What the Raymond James-3Macs deal says about the industry

By Dean DiSpalatro | May 30, 2016 | Last updated on May 30, 2016
4 min read


That was the first thought that came to mind when Daniel Thompson, vice-president of Lorne Steinberg Wealth Management in Montreal, heard that Raymond James acquired 3Macs. Thompson is former president of 3Macs.

“The independent space in the IIROC platform […] has been challenged for quite a few years now, in some cases severely. We’ve seen a lot of consolidation, we’ve seen shops literally closing their doors. I think 3Macs took several kicks at the can in terms of trying to develop a platform that would allow them to grow and stay independent—recruit new people, grow the assets, grow the advisor base and the client base, etc.—and I would guess […] that ultimately they weren’t successful in doing that.”

Thompson notes that over the past decade, and particularly post-crisis, the industry has faced intense pressure on margins and on the regulatory front. “In the old days, you could run a full-service IIROC-platform firm with one compliance person […]. That’s not the case anymore. Even [for] a relatively small firm like a 3Macs, because of their independent platform, because they traditionally have given investment advisors and portfolio managers latitude to invest in pretty well whatever they wanted to invest in, it’s an expensive platform to maintain, and the margins just aren’t there anymore.”

Read: Brokerage payouts “have nowhere to go but down,” says industry vet

Randy Ambrosie, president and CEO of 3Macs, told Advisor.ca last week that regulatory pressures were indeed part of the decision to seek an industry partner. “In the background, behind it all, is: ours is an industry in the midst of change, and some would say maybe not even an evolution, but maybe perhaps even a revolution. Certainly regulatory changes [are] an impetus to that.”

But it doesn’t stop there, says Thompson. “You have an aging and risk-averse population—all the demographics are against you. […] So it’s pretty well inevitable that all the independents have to pay the piper at some point in time or face the impending doom that their business model doesn’t work anymore. It’s not profitable [and] it’s not competitive.”

Raymond James has had its eye on 3Macs for years, says Paul Allison, chairman and CEO at Raymond James Ltd. It approached 3Macs about a decade ago to express interest in a potential deal; when Allison joined Raymond James about eight years ago, he “kept the dialogue going,” and suggests this ongoing contact may have been one of the factors that ultimately led 3Macs to choose Raymond James.

And that’s how both parties are framing it: 3Macs chose Raymond James, the implication being 3Macs had its pick of suitors.

Allison adds it’s Raymond James’ intention to keep all of 3Macs’ advisors, and says he sees the 3Macs division as an area for growth.

Times are a changin’

Thompson says the changing face of the advice business is driven by the dominant players: the banks.

“I think the banks are trying to get away from the high-cost-to-the-client, high-payout-to-the-advisor/portfolio manager, traditional full-service business.
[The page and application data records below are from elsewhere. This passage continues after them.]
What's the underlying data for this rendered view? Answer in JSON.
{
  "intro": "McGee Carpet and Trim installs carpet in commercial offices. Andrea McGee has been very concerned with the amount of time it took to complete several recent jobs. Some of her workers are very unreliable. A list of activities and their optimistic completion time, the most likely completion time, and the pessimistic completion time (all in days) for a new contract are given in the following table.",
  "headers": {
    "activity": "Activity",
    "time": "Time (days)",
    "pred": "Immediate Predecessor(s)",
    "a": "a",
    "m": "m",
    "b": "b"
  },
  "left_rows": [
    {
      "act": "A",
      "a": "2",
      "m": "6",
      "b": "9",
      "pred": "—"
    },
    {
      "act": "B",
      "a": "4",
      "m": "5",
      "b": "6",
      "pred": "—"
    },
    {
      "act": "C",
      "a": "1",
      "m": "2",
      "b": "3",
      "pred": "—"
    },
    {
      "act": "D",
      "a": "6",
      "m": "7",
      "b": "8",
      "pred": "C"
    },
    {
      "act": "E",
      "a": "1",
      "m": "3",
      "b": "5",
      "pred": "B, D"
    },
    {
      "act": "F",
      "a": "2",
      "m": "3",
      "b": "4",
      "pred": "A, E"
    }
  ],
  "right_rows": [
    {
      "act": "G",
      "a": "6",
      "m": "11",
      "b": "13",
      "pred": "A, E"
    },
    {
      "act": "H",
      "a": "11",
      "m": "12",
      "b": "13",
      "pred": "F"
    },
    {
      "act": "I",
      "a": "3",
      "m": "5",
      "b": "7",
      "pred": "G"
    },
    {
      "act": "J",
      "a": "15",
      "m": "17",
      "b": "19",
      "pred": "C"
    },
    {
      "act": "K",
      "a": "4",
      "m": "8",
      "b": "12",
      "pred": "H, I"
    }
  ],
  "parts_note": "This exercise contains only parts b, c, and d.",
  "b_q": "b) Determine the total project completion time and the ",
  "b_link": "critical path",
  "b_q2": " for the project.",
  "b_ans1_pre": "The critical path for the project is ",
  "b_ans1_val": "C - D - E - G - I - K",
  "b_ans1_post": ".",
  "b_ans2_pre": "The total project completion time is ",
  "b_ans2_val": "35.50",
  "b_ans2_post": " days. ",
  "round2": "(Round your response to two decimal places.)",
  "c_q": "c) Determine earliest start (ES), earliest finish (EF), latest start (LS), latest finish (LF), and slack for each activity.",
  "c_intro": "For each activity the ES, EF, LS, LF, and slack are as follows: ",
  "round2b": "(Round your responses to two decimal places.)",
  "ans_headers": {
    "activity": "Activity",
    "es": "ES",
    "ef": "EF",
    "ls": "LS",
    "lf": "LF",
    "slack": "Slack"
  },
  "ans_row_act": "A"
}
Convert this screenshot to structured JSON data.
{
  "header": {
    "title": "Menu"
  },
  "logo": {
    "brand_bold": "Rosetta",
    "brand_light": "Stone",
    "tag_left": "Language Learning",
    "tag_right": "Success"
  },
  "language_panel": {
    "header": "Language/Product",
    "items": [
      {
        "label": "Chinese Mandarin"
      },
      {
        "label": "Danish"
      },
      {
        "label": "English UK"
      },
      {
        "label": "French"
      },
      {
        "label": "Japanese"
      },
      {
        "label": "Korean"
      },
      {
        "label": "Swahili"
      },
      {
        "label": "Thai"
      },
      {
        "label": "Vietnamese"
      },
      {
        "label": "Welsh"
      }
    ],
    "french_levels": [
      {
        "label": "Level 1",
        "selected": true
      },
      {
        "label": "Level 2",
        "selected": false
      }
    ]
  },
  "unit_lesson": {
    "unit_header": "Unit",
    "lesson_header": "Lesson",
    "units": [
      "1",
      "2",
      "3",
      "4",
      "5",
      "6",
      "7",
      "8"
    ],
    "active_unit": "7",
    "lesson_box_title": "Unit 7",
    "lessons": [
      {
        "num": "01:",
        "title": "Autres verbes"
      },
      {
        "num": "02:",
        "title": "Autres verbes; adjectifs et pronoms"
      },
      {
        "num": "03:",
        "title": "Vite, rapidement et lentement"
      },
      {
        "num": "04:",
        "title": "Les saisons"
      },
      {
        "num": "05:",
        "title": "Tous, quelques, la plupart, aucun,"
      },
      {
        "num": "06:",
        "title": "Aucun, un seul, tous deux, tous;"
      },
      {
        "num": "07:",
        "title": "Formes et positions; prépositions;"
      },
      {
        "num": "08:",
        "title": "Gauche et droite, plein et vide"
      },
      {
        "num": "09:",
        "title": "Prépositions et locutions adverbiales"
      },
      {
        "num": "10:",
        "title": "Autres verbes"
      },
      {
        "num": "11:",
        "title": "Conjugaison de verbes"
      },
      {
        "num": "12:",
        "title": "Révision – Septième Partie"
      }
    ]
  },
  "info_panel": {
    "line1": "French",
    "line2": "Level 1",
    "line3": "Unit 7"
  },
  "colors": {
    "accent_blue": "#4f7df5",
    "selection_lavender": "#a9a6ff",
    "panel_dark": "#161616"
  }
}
They are pushing that business, they’re buying books of business, they’re retiring books of business, and they’re merging books of business, but they’re definitely pushing these advisors/portfolio managers and ultimately their clients into the managed product space—wrap accounts, mutual funds, ETFs, robo-advisors.”

For the most part, says Thompson, the next generation of advisors is not being trained as wealth or portfolio managers “with an independent pattern of thinking.” Instead, “You’re training them to be product peddlers, and you can pay a product peddler $50,000 a year and maybe bonus him $10,000 or $20,000 for good performance. You don’t have to pay a product peddler a 50% payout on a $300 million book.”

Read: TD’s hiring. Here’s why

So, to the extent there is a shift from commission-based compensation to fee-only, Thompson thinks the trend will be for these advisors to be pushed into offering mostly managed products.

The banks “would be very happy if every single one of the bank and bank-owned brokerage clients was […] paying 1%” for a “middle-of-the-road, relatively conservative balanced-type product in a wrap account or mutual fund or family of ETFs that de-risks the client experience and results in [the bank] paying a heck of a lot lower level of payout to the advisor,” Thompson speculates. “Even the most successful, discretionary fee-based managers working under a bank platform in Canada—the banks would like to get all those people more or less in line, too.”


“We live in an era where, if the TSX goes up 10% and your portfolio goes down by 10% because you overweighted oil and gas or underweighted whatever, you can get sued successfully. […] History has told us the regulator will look at that and go, ‘Well, you really should have put your client in […] a broad-based index-like portfolio, and you didn’t, so tough luck.’ ”

Dean DiSpalatro